It's not a long history, but the 2006 rebirth of the Hoya program ranks as the school's best moment in its current home.

Evan Habeeb-USA TODAY Sports

Nobody particularly cares for the Verizon Center.  It is antiseptic, too bright, and too difficult to reach from campus to guarantee sufficient student sections on a consistent basis.  Still, for what it is, the Georgetown Hoyas have managed to make a pretty good home court advantage out of it.  Besides, the Hoya glory years were spent at the Capital Centre (later USAir Arena), a place with all the charms of Verizon Center but significantly farther away from campus in Landover, Maryland.

Since Georgetown moved into Verizon immediately after John Thompson Jr.'s last NCAA Tournament team in 1997, none of the classic Hoya Paranoia moments took place there.  There have many a great moments in the Verizon Center.  A couple of tight games with Louisville that ended up deciding the top Big East Tournament seed come to mind, as does 2013's final regular season game with Syracuse.  But to find the greatest Hoya moment in Verizon Center history, we have to go back to 2006 and witness the literal rebirth of the Hoya program.

The last couple of years of the John Thompson Jr. era and the entirety of the Craig Esherick era were dark times for the Hoyas.  John Thompson III took over in 2005 and the team immediately showed a spark, flirting with the Dance most of the year before settling for the NIT.  Fifteen games into the 2006 season, the team was 11-4 but still looking for a defining win.  Their best win was over a very mediocre Oregon Ducks team, and they had blown opportunities at Illinois, Connecticut, and West Virginia.  But on Saturday, January 21, the Hoyas got a nationally televised shot at home against top ranked and undefeated Duke.

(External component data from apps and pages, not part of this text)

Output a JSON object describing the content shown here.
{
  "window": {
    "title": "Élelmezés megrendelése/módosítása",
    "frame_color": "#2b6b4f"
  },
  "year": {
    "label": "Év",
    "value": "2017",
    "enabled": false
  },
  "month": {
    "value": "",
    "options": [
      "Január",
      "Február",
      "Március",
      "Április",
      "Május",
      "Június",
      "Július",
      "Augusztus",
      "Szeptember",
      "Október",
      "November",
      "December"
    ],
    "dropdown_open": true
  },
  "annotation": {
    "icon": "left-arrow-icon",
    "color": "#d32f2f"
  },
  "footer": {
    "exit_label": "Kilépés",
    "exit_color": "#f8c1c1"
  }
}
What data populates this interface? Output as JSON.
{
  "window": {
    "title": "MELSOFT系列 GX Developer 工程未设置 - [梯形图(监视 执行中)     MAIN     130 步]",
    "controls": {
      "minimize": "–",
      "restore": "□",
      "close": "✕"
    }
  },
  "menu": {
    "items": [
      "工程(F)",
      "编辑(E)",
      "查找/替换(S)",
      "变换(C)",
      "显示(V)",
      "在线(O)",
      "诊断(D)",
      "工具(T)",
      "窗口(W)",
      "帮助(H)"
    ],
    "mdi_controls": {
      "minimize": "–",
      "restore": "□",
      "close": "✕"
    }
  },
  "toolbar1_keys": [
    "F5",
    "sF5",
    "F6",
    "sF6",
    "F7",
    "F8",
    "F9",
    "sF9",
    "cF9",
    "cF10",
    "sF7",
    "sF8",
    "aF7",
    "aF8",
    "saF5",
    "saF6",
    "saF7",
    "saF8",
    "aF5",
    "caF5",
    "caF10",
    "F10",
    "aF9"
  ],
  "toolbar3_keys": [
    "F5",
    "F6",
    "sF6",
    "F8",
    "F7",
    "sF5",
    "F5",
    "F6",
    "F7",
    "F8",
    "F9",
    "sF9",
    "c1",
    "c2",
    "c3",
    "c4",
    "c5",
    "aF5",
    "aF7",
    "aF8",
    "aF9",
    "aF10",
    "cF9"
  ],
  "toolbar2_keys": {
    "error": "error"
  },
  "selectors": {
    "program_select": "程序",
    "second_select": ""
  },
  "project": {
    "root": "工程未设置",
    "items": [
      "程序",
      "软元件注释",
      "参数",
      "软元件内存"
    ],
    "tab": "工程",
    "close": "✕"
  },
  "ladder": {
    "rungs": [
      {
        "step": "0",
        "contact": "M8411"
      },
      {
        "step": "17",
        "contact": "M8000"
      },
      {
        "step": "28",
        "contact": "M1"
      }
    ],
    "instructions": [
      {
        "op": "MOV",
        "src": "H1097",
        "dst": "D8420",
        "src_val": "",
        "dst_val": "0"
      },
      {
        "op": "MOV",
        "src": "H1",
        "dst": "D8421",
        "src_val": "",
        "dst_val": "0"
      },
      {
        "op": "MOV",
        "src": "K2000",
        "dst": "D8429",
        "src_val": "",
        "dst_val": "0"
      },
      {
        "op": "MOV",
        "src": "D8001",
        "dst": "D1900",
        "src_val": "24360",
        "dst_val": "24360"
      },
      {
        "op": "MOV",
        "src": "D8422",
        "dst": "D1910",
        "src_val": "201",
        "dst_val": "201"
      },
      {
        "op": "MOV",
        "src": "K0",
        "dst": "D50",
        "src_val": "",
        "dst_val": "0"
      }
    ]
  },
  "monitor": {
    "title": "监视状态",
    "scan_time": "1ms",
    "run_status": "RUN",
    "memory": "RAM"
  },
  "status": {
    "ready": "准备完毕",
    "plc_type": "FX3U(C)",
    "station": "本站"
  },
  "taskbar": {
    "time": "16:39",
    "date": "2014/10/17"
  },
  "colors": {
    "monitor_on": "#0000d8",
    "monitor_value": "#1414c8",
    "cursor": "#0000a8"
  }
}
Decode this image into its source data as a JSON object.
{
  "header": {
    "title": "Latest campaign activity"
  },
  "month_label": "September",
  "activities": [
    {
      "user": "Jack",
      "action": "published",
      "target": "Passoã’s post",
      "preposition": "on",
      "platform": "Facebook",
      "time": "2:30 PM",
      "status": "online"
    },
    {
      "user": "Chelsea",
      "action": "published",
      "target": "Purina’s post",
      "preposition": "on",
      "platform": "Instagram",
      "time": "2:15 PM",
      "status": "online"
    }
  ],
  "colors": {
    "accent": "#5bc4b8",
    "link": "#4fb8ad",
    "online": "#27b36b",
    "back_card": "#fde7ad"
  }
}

The Verizon Center was packed to the gills for this one, and the home-standing Hoyas came out hot.  Working the Princeton offense to perfection getting several backdoor cuts, Georgetown led by 14 at the half.  Brandon Bowman led the Hoyas with 23 points and Jeff Green had 18.

Duke pushed back in the second half, almost entirely behind J.J. Redick, who finished with a career high 41.  They got the lead down to two with four minutes left, but the Hoyas pushed it to eight with 1:15 left on a layup by Jonathan Wallace and dunks by Bowman and Darrel Owens.  Free throw misses gave Duke the ball down three, but with four seconds left Greg Paulus was stripped by Wallace, and Bowman fell on the ball for the win.

Georgetown fans stormed the floor.  It was the first time Georgetown had beaten a number one team since 1985, when John Thompson Jr. mocked Lou Carnesecca's sweater.

Three days later, the Hoyas would go on to win a double overtime game at Notre Dame.  They would also beat Cincinnati and Pitt on the way to finishing the regular season 19-8, 10-6.  They would go onto the Sweet Sixteen, where they were the only team in Tournament to give Florida a game.

Since then, Georgetown has been a perennial contender.  It all started with the rebirth of the Hoyas, January 21, 2006.  The greatest Hoya moment in Verizon Center history.